Records for this exercise =>

......

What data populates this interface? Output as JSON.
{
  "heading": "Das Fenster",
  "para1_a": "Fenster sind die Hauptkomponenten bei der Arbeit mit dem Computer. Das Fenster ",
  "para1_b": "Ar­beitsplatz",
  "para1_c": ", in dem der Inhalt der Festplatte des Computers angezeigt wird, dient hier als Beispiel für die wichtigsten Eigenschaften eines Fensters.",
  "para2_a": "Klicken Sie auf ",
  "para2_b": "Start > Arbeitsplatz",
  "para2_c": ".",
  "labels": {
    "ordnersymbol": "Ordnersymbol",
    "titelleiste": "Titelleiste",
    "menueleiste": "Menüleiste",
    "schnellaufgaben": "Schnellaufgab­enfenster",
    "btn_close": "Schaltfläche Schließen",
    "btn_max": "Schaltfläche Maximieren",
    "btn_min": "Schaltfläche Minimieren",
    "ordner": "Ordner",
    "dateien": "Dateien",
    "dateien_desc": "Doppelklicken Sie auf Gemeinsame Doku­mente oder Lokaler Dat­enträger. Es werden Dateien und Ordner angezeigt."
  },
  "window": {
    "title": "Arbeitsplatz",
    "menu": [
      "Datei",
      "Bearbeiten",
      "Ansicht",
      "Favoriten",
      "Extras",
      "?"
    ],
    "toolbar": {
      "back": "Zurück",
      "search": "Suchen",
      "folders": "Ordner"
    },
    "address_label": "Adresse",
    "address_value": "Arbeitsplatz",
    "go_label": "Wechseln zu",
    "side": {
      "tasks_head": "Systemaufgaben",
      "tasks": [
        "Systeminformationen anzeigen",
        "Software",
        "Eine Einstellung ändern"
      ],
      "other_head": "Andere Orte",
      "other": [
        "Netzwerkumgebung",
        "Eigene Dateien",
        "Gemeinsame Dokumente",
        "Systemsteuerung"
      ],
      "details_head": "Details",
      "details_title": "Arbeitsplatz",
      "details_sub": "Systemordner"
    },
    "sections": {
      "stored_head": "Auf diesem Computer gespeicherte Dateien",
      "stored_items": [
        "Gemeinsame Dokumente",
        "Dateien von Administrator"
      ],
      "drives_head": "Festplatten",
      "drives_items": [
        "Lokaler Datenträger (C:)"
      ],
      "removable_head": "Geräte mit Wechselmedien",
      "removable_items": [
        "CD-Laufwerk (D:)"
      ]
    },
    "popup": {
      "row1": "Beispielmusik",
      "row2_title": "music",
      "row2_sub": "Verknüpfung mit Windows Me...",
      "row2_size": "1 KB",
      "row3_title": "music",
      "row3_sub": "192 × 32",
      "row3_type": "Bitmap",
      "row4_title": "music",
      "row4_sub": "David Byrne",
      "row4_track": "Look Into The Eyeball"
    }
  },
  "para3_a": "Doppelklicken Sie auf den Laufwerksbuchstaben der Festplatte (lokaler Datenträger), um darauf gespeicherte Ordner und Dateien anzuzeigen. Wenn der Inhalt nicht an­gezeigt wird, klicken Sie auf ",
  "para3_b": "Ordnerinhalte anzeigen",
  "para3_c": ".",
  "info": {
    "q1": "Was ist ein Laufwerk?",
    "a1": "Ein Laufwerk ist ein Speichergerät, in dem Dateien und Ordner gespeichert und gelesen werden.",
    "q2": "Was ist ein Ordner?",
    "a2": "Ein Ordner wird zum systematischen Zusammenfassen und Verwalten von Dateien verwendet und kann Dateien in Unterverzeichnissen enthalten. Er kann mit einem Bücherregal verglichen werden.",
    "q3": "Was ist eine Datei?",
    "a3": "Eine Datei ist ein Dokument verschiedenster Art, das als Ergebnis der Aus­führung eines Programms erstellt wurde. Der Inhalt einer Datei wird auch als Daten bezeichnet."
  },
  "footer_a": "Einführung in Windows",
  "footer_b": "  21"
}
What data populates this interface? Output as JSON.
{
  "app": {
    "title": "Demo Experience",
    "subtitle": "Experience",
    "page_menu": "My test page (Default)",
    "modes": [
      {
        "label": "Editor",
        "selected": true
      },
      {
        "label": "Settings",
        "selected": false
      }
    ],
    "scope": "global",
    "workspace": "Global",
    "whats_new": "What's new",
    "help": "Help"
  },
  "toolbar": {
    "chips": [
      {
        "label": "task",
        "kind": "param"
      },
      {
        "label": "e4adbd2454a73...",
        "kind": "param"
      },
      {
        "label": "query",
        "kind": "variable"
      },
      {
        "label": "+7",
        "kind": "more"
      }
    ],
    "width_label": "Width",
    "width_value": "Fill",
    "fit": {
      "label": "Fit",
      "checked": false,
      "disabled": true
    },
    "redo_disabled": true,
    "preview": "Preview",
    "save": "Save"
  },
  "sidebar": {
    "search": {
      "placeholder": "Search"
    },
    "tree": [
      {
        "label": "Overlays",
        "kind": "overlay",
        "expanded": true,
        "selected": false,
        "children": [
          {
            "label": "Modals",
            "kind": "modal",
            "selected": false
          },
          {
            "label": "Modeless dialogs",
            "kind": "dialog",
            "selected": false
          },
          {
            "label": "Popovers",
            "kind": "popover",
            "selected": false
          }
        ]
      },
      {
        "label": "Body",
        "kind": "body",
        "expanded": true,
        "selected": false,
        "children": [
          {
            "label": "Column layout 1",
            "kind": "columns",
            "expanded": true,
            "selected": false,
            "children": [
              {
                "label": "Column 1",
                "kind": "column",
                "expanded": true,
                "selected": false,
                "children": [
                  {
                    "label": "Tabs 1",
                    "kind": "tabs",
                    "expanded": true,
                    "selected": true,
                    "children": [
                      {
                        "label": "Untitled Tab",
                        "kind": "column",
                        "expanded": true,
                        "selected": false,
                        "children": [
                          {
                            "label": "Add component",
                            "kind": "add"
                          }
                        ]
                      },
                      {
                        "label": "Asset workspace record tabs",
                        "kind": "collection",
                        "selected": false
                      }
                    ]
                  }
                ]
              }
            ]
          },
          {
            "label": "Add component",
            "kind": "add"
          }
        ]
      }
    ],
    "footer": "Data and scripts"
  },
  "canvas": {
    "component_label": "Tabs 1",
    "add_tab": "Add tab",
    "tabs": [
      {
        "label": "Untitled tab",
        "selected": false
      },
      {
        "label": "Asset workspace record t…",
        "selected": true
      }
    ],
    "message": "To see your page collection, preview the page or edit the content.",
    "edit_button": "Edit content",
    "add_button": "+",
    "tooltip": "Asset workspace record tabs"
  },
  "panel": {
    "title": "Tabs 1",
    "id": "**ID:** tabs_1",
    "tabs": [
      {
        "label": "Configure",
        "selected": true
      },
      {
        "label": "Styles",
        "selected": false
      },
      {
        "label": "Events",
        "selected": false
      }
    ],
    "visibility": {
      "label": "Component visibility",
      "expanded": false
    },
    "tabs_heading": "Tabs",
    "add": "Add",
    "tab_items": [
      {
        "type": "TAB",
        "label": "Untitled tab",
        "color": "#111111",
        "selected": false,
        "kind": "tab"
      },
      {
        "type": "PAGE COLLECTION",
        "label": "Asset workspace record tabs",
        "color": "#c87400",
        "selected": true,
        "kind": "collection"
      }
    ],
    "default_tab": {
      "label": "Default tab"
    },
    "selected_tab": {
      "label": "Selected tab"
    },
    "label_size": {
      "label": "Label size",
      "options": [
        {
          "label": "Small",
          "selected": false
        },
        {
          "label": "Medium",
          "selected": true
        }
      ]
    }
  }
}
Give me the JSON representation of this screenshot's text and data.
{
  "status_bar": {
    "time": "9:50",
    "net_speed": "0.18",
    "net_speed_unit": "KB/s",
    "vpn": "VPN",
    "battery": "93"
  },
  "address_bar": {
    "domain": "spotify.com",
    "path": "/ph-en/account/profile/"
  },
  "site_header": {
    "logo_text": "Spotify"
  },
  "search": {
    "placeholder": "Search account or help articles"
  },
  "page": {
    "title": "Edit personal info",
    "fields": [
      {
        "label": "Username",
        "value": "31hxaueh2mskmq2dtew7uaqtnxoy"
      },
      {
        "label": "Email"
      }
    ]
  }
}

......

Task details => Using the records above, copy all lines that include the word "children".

Response for this exercise =>
        "children": [
        "children": [
            "children": [
                "children": [
                    "children": [
                        "children": [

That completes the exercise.